Thoughts like sparrows

Wednesday morning, early.  The sky was full of promise.  The clouds, the ever-lighter blue sky, all radiant as the sun bled over the horizon.  A sky of beginnings, of life, the kind of sky that, as I’ve said before, makes me believe in God.

Wednesday, mid-morning.  The ground a riot of yellow leaves, a blanket spread around the tree that they fell from.  A ground resplendent with endings, with the beauty of life flaming out, of a year drawing to a close.

Up and down, beginning and end, sky and ground.  These polarities exist in every single hour of every day for me.

This is not my favorite time of the year.  Darkness encroaches.  We are a day away from the turning back of the clocks, which for me marks the beginning of the cold stretch of the year when there is far more dark than light.  I’m filled with dread about the darkness, and I’m also walking with memories of the difficult weeks and months after Grace’s birth heavy on my shoulders.  As much as her birthday reminds me of the as-yet darkest season of my life, it also reminds me of the swift flight of the years.  I think, on balance, the latter is worse for me than the former.

I try to hang onto the inspiration and peace that so fill the morning sky, but it’s hard, when the days shift so quickly towards dusk and the sidewalks are muddy with wet, decaying leaves.  The black branches of bare trees form their nets against the gray sky, and there is poetry in their barrenness, but so, so many endings. 

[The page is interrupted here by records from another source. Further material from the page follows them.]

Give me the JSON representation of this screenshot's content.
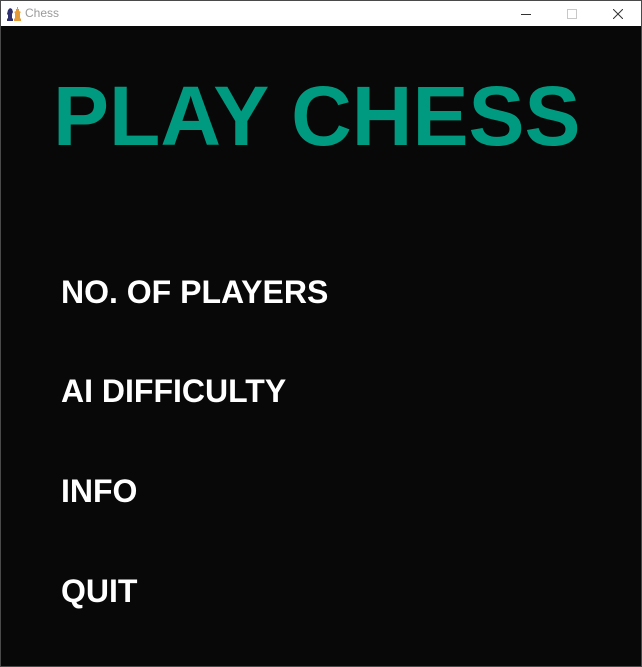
{
  "window": {
    "title": "Chess",
    "icon": "chess-pieces-icon",
    "controls": {
      "minimize_icon": "minimize-icon",
      "maximize_icon": "maximize-icon",
      "close_icon": "close-icon"
    }
  },
  "main": {
    "title": "PLAY CHESS",
    "menu": [
      {
        "label": "NO. OF PLAYERS"
      },
      {
        "label": "AI DIFFICULTY"
      },
      {
        "label": "INFO"
      },
      {
        "label": "QUIT"
      }
    ]
  },
  "colors": {
    "background": "#080808",
    "title": "#009a80",
    "menu_text": "#ffffff",
    "titlebar": "#ffffff"
  }
}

I do have calm and peaceful thoughts, but they scatter like a flock of sparrows taking flight from those dark branches into the faded gray air.  In their wake, a faint current of air disturbed by the beating of their wings, a sense of sadness, of rawness.  Another season – fall, this year, my daughter’s eight year on earth, my eighth year as a mother – draws to a close. 

I’m moved enough by the morning sky, though, that it’s not all bleak.  There are strands of incandescent joy and beauty woven through this damp, dark time.  All over again, I am reminded of the inextricability of endings and beginnings, of death and life, and of the beauty that can exist in each.  Today it is Jack Kornfield’s words that are ringing in my head, over and over:

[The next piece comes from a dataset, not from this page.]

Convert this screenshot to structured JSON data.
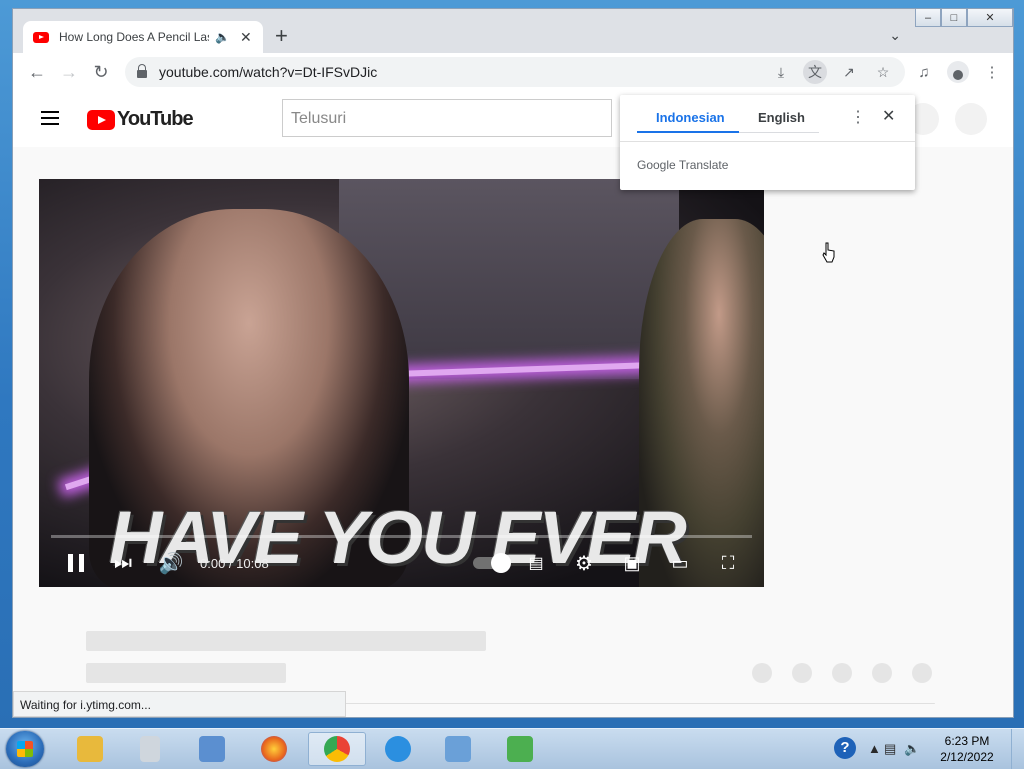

To live is to die to how we wanted it to be.

11 thoughts on “Thoughts like sparrows”

  1. “To live is to die to how we wanted it to be.“

    Wow. This is so true and becomes truer as the years pass. My daughter gave me a run for my money from the age of 15 to 20. It was scary, stressful and heart-breaking. That is when I first learned that I needed to let go of “how we wanted it to be”.

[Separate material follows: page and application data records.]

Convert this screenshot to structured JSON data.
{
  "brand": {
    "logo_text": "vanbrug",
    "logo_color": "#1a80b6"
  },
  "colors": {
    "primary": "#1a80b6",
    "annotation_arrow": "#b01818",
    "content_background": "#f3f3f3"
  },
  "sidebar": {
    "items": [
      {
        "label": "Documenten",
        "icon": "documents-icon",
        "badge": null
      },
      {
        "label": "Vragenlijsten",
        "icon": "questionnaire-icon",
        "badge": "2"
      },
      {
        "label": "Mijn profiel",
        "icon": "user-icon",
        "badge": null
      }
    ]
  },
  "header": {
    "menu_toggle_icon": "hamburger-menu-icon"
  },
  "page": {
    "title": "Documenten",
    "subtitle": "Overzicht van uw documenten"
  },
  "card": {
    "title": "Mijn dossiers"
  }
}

    All parents have hopes and dreams for their children. When those hopes and dreams don’t become a reality you begin to mourn. Let me tell you, it’s tough.

    “The darkest season of your life”? Did you have post-partum depression? I did with one of my children and my daughter may have a touch of it right now with her first.

    I love reading your blog. You have a beautiful way of expressing yourself.


  2. This is just achingly beautfully expressed, Lindsey.

    It seems that really looking at the dark parts of life and, difficult as it is, feeling them fully, is the only thing that allows us to move through them. Your bravery and tenacity will continue to bring you into unimaginably beautiful places of light. Much like your photograph…

    Blessings on the journey and thank you for bringing us along.

  3. What I’m about to suggest doesn’t begin to solve the world’s problems, but it helps me turn the corner when the brightness of summer fades away and I find myself scraping the bottom of the barrel because my days begin before the sun has come up: Christmas lights. String them up and enjoy them day and night. It should be mandated, that we light sparkly little lights on this weekend of darkest darkness, when the clock turns back and the light of the afternoons melts away, way too soon.

    Oh, and candles, too: scratch a wooden match and light a candle to put in the table, and enjoy that smell, when you blow the match out, that brings back all the fires in all the fireplaces of your life.

    It’s a start, anyway…

  4. It’s funny, fall is both my favorite and least favorite season, both at the same time. I love the colors of fall and I love the smells of fall:pumpkin bread baking and fires burning in the fireplace. I love the cooler weather and being able to wear my jeans every day. But, like you I don’t like the shorter days and all of the darkness. I also don’t like the fact that winter is right around the corner. Winter for me means cold and isolation. Winter seems endless here in Minnesota. Fall is definitely a time of change, that is for sure! Thank you for writing this post today!

  5. I struggle with the darkness and bleakness of winter. But I’m still drinking in fall and all of it’s bounty. We are on the same wavelength with our posts this week. xo

  6. After living in California for 20 years, I am afraid of the dark, cold days to come too. I think it’s human nature. But we can prepare too. I think you’re preparing and that’s a beautiful thing. You are healing and preparing at the same time.


  7. Despite the darkness and the dreariness, there is something about this time of year that feels so full of promise. At least for me. So I’m wishing some of that for you, and hoping you find brightness in the days ahead.

Comments are closed.